“We [OIG] will review compliance with various aspects of the IRF PPS, including the documentation required in support of the claims paid by Medicare. We will determine whether IRF claims were paid in accordance with Federal laws and regulations. IRFs provide rehabilitation for patients recovering from illness and surgery who require an inpatient hospital-based interdisciplinary rehabilitation program, supervised by a rehabilitation physician. Effective for discharges on or after January 1, 2010, all documentation and coverage requirements specified in 42 CFR § 412.622(a)(3) (4) and (5) must be met to ensure that IRF care is reasonable and necessary under the Social Security Act (the Act), § 1862(a)(1)(A). (74 Fed. Reg. 39762, 39788). (OAS; W-00-15-35730; various reviews; expected issue date: FY 2016)”5
Other Part A and Part B Program Management Issues
- NEW Use of electronic health records to support care coordination through ACOs
"We will review the extent that providers participating in ACOs in the Medicare Shared Savings Program use electronic health records (EHRs) to exchange health information to achieve their care coordination goals. We will also assess providers’ use of EHRs to identify best practices and possible challenges in their progression toward interoperability (the extent that information systems can exchange data and have the ability to interpret those shared data). The Medicare Shared Savings Program promotes accountability of hospitals, physicians, and other providers for a patient population, coordinates items and services, and encourages investment in infrastructure and redesigned care processes for high quality and efficient service delivery. (ACA, § 3022.) OEI; 00-00-00000; expected issue date: FY 2016.”6
Medicare Part C and Part D
Part D Billing and Payments
- NEW Billing trends for Part D drugs and commonly abused opioids
“We will describe trends in Part D billing from 2006 to 2014, including changes in billing for commonly used opioid drugs. We will also describe billing trends associated with pharmacies in 2014. Drug diversion and prescription drug abuse are growing problems. CDC considers prescription drug abuse to be an epidemic, and deaths from drug overdose are now one of the leading causes of accidental death. OIG is also seeing a significant increase in Part D fraud and has a wide portfolio of work involving pharmaceutical matters, including prescription drug diversion. (OEI; 02-15-00190; expected issue date: FY 2015).”7

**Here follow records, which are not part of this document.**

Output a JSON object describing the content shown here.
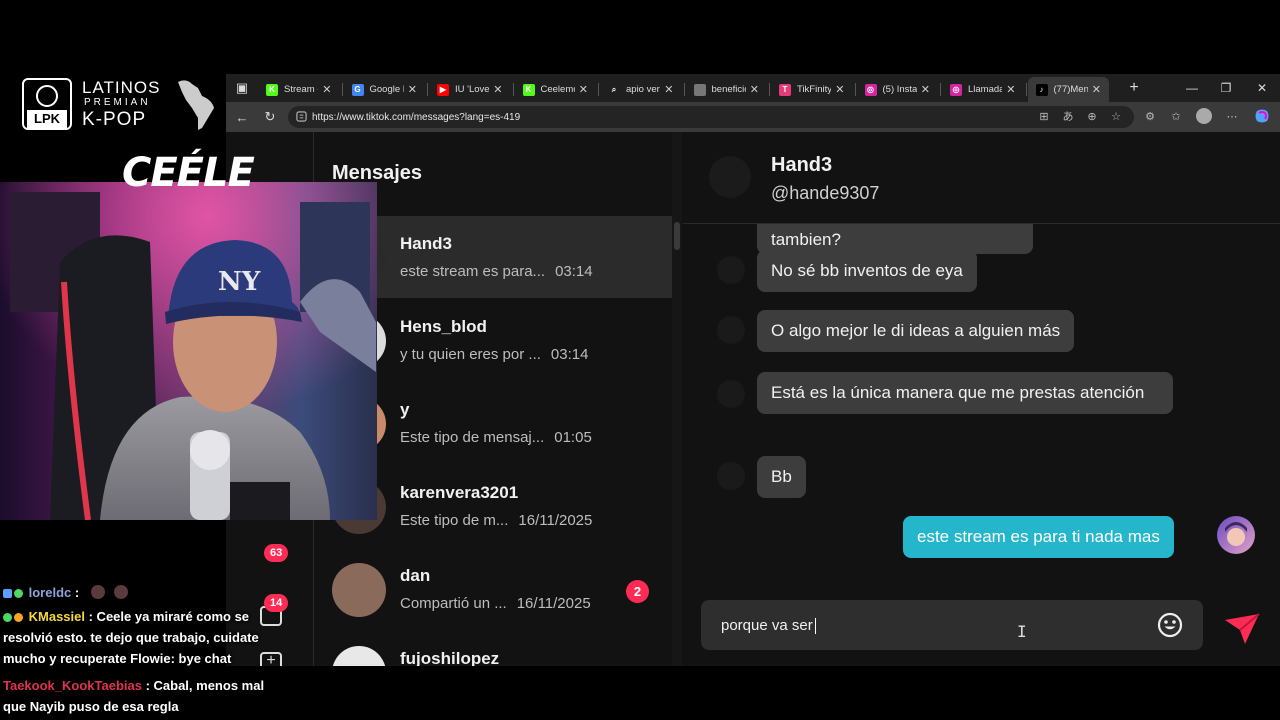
{
  "browser": {
    "tabs": [
      {
        "title": "Stream -",
        "favicon": "kick-icon",
        "color": "#53fc18",
        "glyph": "K"
      },
      {
        "title": "Google M",
        "favicon": "google-icon",
        "color": "#4285f4",
        "glyph": "G"
      },
      {
        "title": "IU 'Love w",
        "favicon": "youtube-icon",
        "color": "#ff0000",
        "glyph": "▶"
      },
      {
        "title": "Ceelemor",
        "favicon": "kick-icon",
        "color": "#53fc18",
        "glyph": "K"
      },
      {
        "title": "apio verd",
        "favicon": "search-icon",
        "color": "#1f1f1f",
        "glyph": "⌕"
      },
      {
        "title": "beneficio",
        "favicon": "doc-icon",
        "color": "#777777",
        "glyph": ""
      },
      {
        "title": "TikFinity",
        "favicon": "tikfinity-icon",
        "color": "#e63b7a",
        "glyph": "T"
      },
      {
        "title": "(5) Instag",
        "favicon": "instagram-icon",
        "color": "#d6249f",
        "glyph": "◎"
      },
      {
        "title": "Llamada",
        "favicon": "instagram-icon",
        "color": "#d6249f",
        "glyph": "◎"
      },
      {
        "title": "(77)Mens",
        "favicon": "tiktok-icon",
        "color": "#000000",
        "glyph": "♪"
      }
    ],
    "new_tab": "+",
    "window_controls": {
      "minimize": "—",
      "restore": "❐",
      "close": "✕"
    },
    "url": "https://www.tiktok.com/messages?lang=es-419"
  },
  "sidebar": {
    "badge_top": "63",
    "badge_messages": "14"
  },
  "messages_list": {
    "title": "Mensajes",
    "conversations": [
      {
        "name": "Hand3",
        "preview": "este stream es para...",
        "time": "03:14",
        "selected": true
      },
      {
        "name": "Hens_blod",
        "preview": "y tu quien eres por ...",
        "time": "03:14"
      },
      {
        "name": "y",
        "preview": "Este tipo de mensaj...",
        "time": "01:05"
      },
      {
        "name": "karenvera3201",
        "preview": "Este tipo de m...",
        "time": "16/11/2025"
      },
      {
        "name": "dan",
        "preview": "Compartió un ...",
        "time": "16/11/2025",
        "unread": "2"
      },
      {
        "name": "fujoshilopez",
        "preview": "",
        "time": ""
      }
    ]
  },
  "chat": {
    "name": "Hand3",
    "username": "@hande9307",
    "messages": [
      {
        "text": "tambien?",
        "from": "them"
      },
      {
        "text": "No sé bb inventos de eya",
        "from": "them"
      },
      {
        "text": "O algo mejor le di ideas a alguien más",
        "from": "them"
      },
      {
        "text": "Está es la única manera que me prestas atención",
        "from": "them"
      },
      {
        "text": "Bb",
        "from": "them"
      },
      {
        "text": "este stream es para ti nada mas",
        "from": "me"
      }
    ],
    "composer_text": "porque va ser"
  },
  "overlay": {
    "logo": {
      "line1": "LATINOS",
      "line2": "PREMIAN",
      "line3": "K-POP",
      "box_text": "LPK"
    },
    "channel_name": "CEÉLE",
    "stream_chat": [
      {
        "user": "loreldc",
        "text": " :"
      },
      {
        "user": "KMassiel",
        "text": " : Ceele ya miraré como se resolvió esto. te dejo que trabajo, cuidate mucho y recuperate Flowie: bye chat"
      },
      {
        "user": "Taekook_KookTaebias",
        "text": " : Cabal, menos mal que Nayib puso de esa regla"
      }
    ]
  },
  "colors": {
    "tiktok_red": "#fe2c55",
    "my_bubble": "#25b6cc",
    "their_bubble": "#3d3d3d"
  }
}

Medicaid Prescription Drug Reviews
Medicaid Information System Controls and Security
Controls to Ensure the Security of Medicaid Systems and Information

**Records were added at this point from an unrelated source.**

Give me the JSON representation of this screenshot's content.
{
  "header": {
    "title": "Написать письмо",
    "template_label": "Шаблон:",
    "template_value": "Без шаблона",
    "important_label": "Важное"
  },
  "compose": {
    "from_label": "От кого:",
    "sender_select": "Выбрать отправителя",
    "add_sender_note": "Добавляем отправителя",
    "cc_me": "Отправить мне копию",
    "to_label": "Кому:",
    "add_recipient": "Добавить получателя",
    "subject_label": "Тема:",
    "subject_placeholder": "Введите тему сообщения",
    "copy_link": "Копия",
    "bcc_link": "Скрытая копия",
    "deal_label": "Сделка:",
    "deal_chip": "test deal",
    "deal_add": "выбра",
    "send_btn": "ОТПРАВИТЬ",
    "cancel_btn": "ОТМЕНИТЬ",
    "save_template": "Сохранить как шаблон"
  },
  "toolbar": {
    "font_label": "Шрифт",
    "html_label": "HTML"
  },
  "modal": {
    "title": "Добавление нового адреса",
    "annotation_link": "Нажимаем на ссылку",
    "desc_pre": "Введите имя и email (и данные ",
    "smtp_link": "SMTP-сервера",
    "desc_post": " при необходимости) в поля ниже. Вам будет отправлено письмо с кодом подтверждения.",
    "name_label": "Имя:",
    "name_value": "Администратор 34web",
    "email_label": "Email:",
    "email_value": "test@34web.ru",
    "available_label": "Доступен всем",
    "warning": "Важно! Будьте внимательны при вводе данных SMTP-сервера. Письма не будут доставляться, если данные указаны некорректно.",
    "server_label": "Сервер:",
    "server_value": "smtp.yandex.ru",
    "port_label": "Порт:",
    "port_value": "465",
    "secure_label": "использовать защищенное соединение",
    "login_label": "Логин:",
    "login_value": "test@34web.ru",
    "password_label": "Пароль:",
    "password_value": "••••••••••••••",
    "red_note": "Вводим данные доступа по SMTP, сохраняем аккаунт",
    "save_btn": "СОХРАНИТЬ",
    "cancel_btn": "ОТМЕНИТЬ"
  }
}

- NEW Completeness of data in Transformed MedicaidStatistical Information System: early implementation
“We will determine whether States are submitting complete Transformed Medicaid Statistical Information System (T-MSIS) data. T-MSIS is designed to be a detailed national database of Medicaid and Children's Health Insurance Program information to cover a broad range of user needs, including program integrity. It is a continuation of CMS’s past attempts to improve nationally available Medicaid data after OIG and others found that the data were not complete, accurate, or timely. (OEI; 05-15-00050; expected issue date: FY 2016)”8
Centers for Disease Control and Prevention
- NEW CDC—Award process for Ebola preparedness and response funding
“We will review CDC’s process for awarding funding for Ebola preparedness and response activities to ensure compliance with applicable laws, regulations, and departmental guidance. The review will include awards made to foreign and domestic recipients. Previous OIG reviews have noted possible deficiencies in CDC’s award process, such as conflicting, missing, or inaccurate information in the Funding Opportunity Announcement and the Notice of Award. The Grants Policy Directive, Part 2, § 04, specifies the process for competitive review, ranking applications, approval of applications, and award policy. The Consolidated and Further Continuing Appropriations Act, 2015, enacted on December 9, 2014, provided $2.7 billion in emergency funding to HHS for Ebola preparedness and response activities. Of this, $1.771 billion was allocated to CDC to prevent, prepare for, and respond to Ebola domestically and internationally (OAS; W-00-15-58300; expected issue date: FY 2016.”9
Read the full McKesson summary (PDF, 196 KB).